Unfortunately, there are also a couple of aspects of the show that continually managed to bother me. First off, Michiko knows that Hatchin is the girl she’s looking for because, despite not actually knowing her, they both have the same tattoo on their stomachs – so who in the hell saw fit to tattoo a baby? This detail is not only more than slightly creepy, it’s also one which could have been easily replaced with a scar, a birthmark, or really almost anything else. Worse, the significance of the tattoo beyond its convenience to the plot (if there even is one) is never explained, rendering it essentially pointless to begin with.
Another issue I have is with the character names. For all intents and purposes, this anime is set somewhere in Latin America – so why exactly are every single one of our main characters walking around with Japanese first names? Michiko. Hana/Hatchin. Atsuko. Hiroshi. Satoshi. Shinsuke. On top of this, their last names are obviously Portuguese in inspiration (Malandro, Morenos, Batista, etc.), so there’s no consistency there either. I do realise that Brazil has a high concentration of people of Japanese descent, but this still seems more than a little far-fetched. It also warrants not a single mention from any of the characters at any time and stands out like a sore thumb… even more so thanks to the inexplicable use of Japanese honorifics in the original-language track.

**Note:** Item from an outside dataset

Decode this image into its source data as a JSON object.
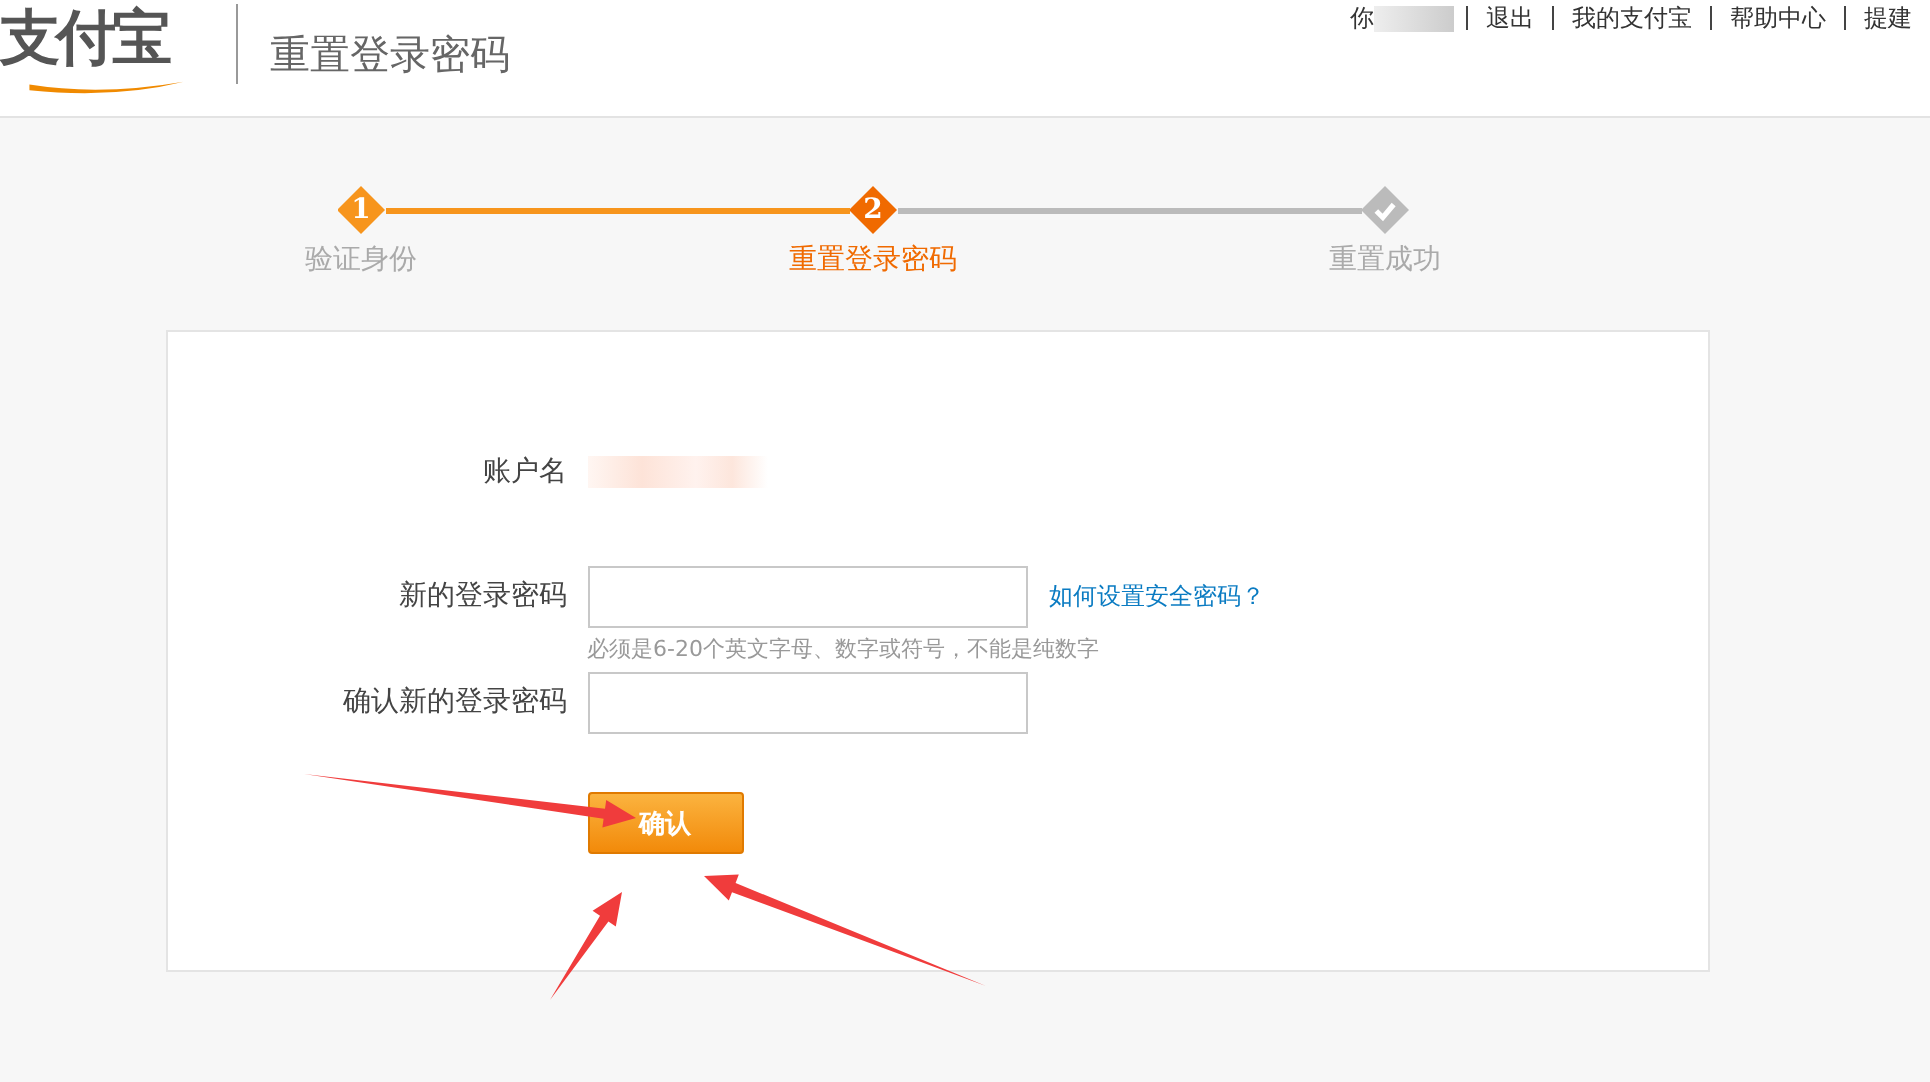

Luckily, Michiko to Hatchin does a pretty decent job of distracting from these flaws with an excellent sense of both visual and auditory pizzazz. It’s hard not to like the art direction of the piece, which clearly had a decent enough budget paired with the right amount of imagination to produce some memorable designs. The animation, a little spotty as it sometimes becomes, doesn’t detract from the funky atmosphere, and CG is used relatively sparingly. The music, handled by Watanabe, is an odd but charmingly energetic hodgepodge of jazz, samba, and even a little rock to really amp things up. I’d say the OP especially does a fine job of allowing its viewers to immediately appreciate the amount love and creativity that was poured into the show.
To quickly round things up: Michiko to Hatchin is gutsy. It’s nearly everything that fans often bemoan the lack of in contemporary anime, and for the most part, its risks pay off. Female-centric action titles that feel as sincere as they do entertaining are few and far between, and while Michiko to Hatchin isn’t without its flaws, I see more to praise here than to criticize. If you’re looking for something with both swag and depth, you should really give this a try.
Question of the post: What are your thoughts on Michiko to Hatchin? Do you think that director Yamamoto Sayo succeeded in her goal to create an anime that women in particular would enjoy?